==== Excerpted records
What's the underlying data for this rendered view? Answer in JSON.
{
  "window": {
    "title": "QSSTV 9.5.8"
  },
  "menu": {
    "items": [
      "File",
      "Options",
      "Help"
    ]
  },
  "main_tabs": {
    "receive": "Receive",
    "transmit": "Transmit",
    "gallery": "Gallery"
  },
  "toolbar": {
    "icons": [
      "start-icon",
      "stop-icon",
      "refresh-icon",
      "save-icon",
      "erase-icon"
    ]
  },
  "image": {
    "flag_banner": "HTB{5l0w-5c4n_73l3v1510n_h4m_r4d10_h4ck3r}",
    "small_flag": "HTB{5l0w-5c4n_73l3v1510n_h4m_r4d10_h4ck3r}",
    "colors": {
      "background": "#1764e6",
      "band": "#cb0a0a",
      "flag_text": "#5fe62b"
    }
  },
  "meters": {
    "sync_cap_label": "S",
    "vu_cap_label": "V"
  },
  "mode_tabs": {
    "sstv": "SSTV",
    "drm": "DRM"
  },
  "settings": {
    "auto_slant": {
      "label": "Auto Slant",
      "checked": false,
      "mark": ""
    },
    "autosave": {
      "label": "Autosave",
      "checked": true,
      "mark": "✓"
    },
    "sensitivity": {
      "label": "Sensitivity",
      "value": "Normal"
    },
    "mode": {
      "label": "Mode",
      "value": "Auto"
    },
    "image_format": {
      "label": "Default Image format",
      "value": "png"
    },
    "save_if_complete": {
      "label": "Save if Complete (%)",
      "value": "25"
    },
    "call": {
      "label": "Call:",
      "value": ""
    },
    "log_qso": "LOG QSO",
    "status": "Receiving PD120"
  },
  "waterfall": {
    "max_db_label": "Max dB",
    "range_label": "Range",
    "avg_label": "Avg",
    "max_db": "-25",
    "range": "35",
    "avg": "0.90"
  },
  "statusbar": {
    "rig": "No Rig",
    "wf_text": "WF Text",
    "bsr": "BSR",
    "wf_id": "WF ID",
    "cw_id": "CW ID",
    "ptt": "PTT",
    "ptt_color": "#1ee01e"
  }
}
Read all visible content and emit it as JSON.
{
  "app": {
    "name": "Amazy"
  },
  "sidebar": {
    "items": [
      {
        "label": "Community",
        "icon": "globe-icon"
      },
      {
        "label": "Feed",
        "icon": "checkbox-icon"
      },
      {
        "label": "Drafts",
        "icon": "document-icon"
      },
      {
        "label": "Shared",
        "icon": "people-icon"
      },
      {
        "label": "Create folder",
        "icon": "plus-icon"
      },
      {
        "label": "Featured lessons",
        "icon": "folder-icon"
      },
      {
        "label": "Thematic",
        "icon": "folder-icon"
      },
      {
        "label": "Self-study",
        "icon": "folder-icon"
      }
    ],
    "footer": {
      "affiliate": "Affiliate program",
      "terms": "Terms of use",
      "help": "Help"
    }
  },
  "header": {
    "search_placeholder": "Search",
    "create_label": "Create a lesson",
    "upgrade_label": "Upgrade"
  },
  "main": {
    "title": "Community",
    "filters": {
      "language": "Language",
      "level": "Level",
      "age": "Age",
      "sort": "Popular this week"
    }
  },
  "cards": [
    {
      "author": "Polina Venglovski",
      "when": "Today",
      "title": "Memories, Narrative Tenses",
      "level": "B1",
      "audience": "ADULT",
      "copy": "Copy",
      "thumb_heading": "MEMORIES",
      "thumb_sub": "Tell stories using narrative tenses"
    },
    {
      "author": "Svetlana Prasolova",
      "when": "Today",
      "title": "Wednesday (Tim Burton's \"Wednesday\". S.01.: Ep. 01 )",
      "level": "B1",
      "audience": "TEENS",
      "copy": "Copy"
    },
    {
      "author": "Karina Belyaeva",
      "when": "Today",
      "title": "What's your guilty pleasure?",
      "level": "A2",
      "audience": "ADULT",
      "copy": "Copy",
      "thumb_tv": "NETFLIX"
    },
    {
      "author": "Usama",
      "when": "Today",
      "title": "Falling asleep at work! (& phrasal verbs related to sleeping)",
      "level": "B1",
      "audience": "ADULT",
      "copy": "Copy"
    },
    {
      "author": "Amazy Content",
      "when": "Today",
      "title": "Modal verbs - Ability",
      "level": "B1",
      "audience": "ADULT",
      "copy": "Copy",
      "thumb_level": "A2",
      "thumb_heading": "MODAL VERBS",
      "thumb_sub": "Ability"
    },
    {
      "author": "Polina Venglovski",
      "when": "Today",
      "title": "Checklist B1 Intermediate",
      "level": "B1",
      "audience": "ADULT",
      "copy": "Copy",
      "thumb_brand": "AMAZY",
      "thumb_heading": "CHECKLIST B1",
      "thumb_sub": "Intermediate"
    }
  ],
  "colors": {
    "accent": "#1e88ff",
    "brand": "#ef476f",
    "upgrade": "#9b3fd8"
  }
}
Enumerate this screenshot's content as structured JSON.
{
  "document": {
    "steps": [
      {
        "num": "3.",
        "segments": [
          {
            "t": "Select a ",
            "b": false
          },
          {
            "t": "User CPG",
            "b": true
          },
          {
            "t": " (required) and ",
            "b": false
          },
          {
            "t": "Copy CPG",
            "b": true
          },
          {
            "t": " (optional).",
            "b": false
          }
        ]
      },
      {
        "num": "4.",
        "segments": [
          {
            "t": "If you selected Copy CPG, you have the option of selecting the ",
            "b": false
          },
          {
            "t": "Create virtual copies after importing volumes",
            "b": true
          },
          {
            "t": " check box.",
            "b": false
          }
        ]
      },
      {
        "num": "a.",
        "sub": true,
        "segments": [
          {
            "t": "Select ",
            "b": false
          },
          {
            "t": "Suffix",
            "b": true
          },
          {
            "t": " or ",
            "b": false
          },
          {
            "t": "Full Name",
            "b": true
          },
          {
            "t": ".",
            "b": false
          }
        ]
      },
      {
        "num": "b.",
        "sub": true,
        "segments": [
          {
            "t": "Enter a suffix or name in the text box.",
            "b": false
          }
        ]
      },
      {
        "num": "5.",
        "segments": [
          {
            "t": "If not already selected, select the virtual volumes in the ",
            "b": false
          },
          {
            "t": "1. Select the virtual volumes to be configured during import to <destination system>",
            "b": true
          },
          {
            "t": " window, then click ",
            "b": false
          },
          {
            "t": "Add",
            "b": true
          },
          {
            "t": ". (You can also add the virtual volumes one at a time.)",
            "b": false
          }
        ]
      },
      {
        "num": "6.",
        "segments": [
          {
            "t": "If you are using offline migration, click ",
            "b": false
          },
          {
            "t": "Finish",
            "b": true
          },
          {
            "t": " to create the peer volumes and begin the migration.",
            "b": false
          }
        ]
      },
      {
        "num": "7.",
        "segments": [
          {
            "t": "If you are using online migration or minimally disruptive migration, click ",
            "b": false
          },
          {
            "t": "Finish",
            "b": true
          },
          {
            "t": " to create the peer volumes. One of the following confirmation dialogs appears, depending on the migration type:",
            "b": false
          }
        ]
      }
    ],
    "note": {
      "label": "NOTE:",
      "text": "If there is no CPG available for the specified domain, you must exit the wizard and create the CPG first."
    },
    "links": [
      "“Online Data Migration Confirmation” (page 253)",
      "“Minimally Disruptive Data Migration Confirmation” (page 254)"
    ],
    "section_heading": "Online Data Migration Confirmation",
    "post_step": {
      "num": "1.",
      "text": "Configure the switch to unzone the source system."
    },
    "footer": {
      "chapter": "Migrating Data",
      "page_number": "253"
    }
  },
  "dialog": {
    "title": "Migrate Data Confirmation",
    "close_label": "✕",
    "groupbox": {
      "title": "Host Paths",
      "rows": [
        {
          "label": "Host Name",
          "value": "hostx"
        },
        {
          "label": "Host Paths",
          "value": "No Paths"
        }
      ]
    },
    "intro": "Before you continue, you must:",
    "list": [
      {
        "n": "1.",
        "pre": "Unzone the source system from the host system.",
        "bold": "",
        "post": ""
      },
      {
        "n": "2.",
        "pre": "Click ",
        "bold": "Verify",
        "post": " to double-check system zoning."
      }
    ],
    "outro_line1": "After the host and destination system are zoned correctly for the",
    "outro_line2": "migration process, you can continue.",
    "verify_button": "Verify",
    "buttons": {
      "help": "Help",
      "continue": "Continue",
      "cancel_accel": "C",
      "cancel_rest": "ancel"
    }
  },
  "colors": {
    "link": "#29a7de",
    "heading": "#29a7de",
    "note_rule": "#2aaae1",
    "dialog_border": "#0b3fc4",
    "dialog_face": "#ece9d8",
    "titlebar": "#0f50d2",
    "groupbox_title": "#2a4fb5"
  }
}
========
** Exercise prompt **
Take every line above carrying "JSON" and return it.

** Exercise response **
What's the underlying data for this rendered view? Answer in JSON.
Read all visible content and emit it as JSON.
Enumerate this screenshot's content as structured JSON.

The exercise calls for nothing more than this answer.